Green herons are fairly unique. As far as I know they are the only local bird which uses lures. I am not sure what this young bird was tossing out on the water but I do believe it was attempting to attract fish.
Up until yesterday I had only read about this behavior.
At first I was uncertain what the bird was doing, but the constant retrieval and re-casting made it obvious.
When the original lure proved unsuccessful the young bird switched to a small stick.
I had paddled out onto Union Bay before dawn. I was hoping to be ready and waiting for horizontal sunshine to illuminate my photos. Sadly, the sun spent a couple of hours burning through the early morning mist. I had already turned toward home when I happened to notice the small heron standing behind me.
It would take ten green herons to weigh as much as a great blue heron - our Seattle city bird. Their camouflage colors as well as their size explains why green herons can be hard to spot.
I was especially surprised to see a green heron this far north at this time of year. Seattle Audubon's free, online bird guide - Bird Web - shows that green herons are especially rare in Washington from November through March. By this time of year, most green herons are enjoying the sunshine in California or some place even further south.
I suspect that young birds may wander a bit more than the older birds and Birds of North America says that all green herons may disperse, e.g. wander about a bit, prior to their fall migration. We can tell this is a young bird from the stripes on its chest and the small whitish triangles on the terminal ends of its wing feathers.
Its fishing 'skill' may be another clue to its age. Youthful inexperience may well explain its exuberance and lack of patience. I did see it eat an insect or two so I do not think it is presently in danger of starving.

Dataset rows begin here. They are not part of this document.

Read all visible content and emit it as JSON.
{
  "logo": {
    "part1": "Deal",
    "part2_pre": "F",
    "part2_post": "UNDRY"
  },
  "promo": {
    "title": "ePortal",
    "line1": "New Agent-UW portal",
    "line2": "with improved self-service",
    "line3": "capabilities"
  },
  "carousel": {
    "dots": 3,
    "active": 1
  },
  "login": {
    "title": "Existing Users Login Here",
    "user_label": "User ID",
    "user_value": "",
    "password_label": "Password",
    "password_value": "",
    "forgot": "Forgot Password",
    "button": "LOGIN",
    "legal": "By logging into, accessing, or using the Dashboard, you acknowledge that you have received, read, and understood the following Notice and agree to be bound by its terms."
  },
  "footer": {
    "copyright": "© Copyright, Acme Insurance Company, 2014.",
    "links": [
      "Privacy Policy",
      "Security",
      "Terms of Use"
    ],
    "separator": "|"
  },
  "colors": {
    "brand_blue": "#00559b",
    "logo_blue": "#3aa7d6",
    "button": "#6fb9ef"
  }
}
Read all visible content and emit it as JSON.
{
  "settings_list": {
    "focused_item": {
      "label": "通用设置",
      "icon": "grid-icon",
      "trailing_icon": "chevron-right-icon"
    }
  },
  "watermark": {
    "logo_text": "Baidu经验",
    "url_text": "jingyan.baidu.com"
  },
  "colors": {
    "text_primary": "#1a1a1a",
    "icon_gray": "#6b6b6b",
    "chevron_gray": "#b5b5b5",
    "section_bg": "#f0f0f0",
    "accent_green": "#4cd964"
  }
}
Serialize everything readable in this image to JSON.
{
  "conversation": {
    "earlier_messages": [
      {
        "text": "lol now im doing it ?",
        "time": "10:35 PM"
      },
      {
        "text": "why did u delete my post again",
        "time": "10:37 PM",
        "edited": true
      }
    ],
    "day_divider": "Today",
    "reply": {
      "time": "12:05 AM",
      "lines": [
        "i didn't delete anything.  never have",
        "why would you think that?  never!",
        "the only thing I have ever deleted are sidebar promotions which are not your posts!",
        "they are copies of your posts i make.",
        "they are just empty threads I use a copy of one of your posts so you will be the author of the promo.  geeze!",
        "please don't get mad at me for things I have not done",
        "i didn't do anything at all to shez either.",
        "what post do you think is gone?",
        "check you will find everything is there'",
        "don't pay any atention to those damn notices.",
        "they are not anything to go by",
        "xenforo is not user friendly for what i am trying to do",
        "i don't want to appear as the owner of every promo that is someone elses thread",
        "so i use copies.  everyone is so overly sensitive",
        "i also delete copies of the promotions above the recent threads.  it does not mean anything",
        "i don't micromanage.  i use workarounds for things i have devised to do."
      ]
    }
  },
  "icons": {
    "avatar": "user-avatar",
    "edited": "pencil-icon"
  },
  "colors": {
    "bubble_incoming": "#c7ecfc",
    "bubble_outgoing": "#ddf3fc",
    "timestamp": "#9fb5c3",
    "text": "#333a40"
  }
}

I was especially appreciative of the unique circumstances. Getting to photograph a green heron in November, when the reflection of the fall foliage turns the water yellow is a first for me. Plus, I happened to be in the right place when the sun finally burned through the fog and for the first time I got to watch a green heron using bait. I felt like I won the lottery.
As a boy, my uncle taught me how to fly fish. It takes skill and finesse to gently lay a fly onto the water. It must settle on the water in a way which appears normal to a fish. In addition, you must learn to approach the water quietly and to patiently wait for the fish to take the bait.
This young heron reminded me of myself, when I was young. I did not whip the water to a milky froth, but my uncle did have to teach me that after about three casts the fish know you are there. You may as well try your luck elsewhere.
Sadly, the young heron did not have a kind uncle...
...to teach it the balance between patience, casting and hunger. The heron may have an instinct to fish but it was learning through trial and error.
Eventually, the heron did relocate to a new, elevated position.
This made it more difficult for the fish to discern his (or her) presence and it gave his casts a bit more range.
The downside is it could not 'reel in' its bait.
Instead, the heron had to climb all the way down and...
...pick up the bait...
...and then silently inch its way back up...
...to its perch.
All the effort involved may explain why I have never seen a green heron using lures in the past. Still the process is subtle and it is possible I overlooked the behavior.
The young heron appeared to be learning, when it changed its approach.
Instead of using his legs and feet he simply extended his neck...
...to retrieve his lure.
The young heron kept trying, but did not succeed while I was watching.
The young heron learning to fish reminds me of our society. We are learning to live in harmony with nature, but we continue to pave more of the soil around us, we are still polluting Puget Sound and we are still burning fossil fuels. The question for us is somewhat similar to the issue facing the young heron, Will he learn to be self-sustaining before the cold of winter eliminates the easy prey.
Have a great day on Union Bay...where green heron's fish in the city!
PS: By the way, a kind reader added a link in the comments on the Looking For Lefty post. The link shows a photo of a deer in West Seattle that most certainly looks like Lefty. You can check him out on the West Seattle Blog.
Davis Jr., William E. and James A. Kushlan. (1994). Green Heron (Butorides virescens), The Birds of North America (P. G. Rodewald, Ed.). Ithaca: Cornell Lab of Ornithology; Retrieved from the Birds of North America: https://birdsna.org/Species-Account/bna/species/grnher